Data records for software interfaces:
-- -- --
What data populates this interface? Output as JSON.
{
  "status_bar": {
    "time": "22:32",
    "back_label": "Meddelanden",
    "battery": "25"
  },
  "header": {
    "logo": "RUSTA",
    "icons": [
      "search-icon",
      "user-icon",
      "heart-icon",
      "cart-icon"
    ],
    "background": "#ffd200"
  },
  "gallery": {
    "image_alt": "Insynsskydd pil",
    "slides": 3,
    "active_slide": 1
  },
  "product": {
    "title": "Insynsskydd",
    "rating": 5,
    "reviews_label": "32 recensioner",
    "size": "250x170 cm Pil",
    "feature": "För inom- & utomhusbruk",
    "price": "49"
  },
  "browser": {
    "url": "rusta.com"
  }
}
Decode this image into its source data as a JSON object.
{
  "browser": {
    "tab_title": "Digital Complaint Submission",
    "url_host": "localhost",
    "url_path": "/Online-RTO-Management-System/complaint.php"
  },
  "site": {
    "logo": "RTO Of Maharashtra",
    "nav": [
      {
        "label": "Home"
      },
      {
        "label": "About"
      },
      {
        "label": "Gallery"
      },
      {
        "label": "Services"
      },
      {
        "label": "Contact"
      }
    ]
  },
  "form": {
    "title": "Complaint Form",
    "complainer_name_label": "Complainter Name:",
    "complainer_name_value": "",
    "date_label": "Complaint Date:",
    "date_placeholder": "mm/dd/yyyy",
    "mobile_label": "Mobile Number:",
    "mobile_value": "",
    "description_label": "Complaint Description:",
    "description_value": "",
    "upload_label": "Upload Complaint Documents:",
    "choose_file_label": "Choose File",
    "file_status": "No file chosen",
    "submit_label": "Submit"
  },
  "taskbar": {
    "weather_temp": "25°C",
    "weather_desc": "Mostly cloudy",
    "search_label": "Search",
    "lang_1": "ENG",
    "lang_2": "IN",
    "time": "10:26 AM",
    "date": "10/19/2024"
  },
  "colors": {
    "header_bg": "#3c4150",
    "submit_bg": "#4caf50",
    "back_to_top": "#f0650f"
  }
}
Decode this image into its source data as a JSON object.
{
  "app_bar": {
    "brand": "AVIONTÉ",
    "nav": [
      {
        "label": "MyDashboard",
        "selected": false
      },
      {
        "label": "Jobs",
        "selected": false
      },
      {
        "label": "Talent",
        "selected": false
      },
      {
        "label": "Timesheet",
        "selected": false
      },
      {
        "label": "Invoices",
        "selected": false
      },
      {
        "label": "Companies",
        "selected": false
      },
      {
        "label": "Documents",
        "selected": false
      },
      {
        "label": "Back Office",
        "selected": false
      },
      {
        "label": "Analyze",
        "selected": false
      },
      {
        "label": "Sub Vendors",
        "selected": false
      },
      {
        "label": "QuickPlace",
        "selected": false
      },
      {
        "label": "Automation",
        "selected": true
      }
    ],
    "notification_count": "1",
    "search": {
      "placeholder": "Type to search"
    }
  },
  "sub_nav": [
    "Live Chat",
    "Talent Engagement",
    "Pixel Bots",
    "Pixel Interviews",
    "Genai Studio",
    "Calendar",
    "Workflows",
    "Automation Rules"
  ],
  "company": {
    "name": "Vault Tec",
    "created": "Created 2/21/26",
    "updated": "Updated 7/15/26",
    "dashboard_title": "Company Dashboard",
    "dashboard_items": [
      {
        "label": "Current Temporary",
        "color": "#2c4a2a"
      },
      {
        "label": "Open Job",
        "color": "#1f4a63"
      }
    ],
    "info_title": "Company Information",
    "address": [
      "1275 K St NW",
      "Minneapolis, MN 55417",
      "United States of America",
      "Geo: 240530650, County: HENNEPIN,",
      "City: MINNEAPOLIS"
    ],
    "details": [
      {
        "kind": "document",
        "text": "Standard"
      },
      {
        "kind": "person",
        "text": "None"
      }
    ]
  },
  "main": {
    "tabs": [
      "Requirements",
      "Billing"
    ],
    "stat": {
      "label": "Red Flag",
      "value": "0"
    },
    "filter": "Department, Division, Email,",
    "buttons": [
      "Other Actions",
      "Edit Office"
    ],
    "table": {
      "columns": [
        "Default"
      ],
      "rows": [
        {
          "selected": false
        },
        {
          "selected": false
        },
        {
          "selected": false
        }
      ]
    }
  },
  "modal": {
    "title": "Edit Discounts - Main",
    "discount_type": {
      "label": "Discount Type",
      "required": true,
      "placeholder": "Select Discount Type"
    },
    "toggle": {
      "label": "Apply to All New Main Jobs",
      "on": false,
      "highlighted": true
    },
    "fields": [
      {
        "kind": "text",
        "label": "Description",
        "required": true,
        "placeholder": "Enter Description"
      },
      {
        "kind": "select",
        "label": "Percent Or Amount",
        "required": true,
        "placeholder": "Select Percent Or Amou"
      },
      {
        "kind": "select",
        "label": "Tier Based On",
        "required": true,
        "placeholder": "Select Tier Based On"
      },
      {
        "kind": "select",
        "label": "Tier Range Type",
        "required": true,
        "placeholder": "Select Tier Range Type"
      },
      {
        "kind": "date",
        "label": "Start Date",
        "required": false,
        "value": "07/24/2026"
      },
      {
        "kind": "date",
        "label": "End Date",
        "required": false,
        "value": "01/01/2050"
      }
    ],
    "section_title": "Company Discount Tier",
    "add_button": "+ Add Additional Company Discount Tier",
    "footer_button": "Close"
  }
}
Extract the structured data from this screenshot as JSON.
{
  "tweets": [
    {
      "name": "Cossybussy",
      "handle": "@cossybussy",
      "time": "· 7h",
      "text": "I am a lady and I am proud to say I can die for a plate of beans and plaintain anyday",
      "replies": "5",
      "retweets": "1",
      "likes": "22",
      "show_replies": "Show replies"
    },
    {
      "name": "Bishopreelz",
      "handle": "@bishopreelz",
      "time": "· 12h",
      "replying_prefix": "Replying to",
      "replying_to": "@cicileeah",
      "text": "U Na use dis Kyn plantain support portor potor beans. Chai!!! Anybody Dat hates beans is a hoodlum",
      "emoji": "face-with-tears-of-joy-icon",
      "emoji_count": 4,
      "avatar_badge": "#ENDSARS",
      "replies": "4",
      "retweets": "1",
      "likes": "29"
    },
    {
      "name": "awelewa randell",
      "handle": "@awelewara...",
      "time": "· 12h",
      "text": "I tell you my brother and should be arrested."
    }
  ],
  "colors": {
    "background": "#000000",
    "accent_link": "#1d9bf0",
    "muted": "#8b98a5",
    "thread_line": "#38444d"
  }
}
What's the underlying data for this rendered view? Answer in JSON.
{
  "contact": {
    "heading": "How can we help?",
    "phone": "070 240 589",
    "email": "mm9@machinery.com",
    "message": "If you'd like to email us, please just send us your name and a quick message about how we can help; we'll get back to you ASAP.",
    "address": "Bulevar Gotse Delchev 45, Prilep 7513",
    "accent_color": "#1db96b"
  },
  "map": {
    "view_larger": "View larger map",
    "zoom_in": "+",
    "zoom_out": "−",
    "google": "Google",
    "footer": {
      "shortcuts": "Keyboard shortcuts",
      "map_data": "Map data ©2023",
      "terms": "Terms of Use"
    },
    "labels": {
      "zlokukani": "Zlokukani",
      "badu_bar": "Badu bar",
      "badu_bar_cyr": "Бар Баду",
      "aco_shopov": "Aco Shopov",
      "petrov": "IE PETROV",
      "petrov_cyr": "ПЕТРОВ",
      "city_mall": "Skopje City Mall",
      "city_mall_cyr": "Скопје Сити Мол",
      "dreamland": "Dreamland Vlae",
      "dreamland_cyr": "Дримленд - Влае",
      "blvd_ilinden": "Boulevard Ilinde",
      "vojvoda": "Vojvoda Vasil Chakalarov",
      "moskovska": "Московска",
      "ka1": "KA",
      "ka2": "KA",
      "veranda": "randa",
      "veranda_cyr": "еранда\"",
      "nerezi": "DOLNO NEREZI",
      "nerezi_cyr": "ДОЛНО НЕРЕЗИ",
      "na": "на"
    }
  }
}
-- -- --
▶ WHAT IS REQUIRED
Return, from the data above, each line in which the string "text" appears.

▶ EXPECTED ANSWER
        "text": "Standard"
        "text": "None"
        "kind": "text",
      "text": "I am a lady and I am proud to say I can die for a plate of beans and plaintain anyday",
      "text": "U Na use dis Kyn plantain support portor potor beans. Chai!!! Anybody Dat hates beans is a hoodlum",
      "text": "I tell you my brother and should be arrested."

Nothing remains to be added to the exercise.